> Given records
# # #
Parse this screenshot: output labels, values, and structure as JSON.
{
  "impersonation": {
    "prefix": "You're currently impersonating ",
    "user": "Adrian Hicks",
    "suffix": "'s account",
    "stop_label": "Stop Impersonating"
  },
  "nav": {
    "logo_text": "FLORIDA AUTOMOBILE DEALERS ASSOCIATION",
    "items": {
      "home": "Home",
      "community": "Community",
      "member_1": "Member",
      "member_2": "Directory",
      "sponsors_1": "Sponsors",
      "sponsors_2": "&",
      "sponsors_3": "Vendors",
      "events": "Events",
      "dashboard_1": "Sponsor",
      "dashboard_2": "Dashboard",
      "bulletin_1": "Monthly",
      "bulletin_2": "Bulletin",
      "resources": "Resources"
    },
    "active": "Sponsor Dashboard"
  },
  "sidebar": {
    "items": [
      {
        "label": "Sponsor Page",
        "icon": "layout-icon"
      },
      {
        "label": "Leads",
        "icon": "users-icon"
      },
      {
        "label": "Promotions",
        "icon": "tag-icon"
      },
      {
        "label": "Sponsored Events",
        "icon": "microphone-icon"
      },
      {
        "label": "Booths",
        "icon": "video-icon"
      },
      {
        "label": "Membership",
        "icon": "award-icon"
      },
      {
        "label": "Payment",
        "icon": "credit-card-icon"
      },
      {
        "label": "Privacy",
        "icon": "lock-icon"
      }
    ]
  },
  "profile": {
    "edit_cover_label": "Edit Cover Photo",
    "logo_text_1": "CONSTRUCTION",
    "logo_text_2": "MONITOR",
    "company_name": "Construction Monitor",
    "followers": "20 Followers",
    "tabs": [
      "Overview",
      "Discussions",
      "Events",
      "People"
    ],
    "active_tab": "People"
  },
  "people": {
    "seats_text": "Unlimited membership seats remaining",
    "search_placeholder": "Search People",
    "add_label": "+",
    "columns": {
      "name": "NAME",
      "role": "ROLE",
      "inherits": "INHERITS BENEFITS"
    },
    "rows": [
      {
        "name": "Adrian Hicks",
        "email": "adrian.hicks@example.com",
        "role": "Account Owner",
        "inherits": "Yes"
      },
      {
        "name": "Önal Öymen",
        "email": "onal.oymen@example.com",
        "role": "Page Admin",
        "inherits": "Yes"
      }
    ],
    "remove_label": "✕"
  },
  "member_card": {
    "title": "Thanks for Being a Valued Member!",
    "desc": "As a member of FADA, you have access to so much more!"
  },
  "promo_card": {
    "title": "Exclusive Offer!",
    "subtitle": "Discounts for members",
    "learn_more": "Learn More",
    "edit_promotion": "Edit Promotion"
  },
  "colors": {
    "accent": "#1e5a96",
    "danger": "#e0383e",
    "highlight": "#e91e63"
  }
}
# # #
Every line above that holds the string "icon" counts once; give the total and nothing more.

8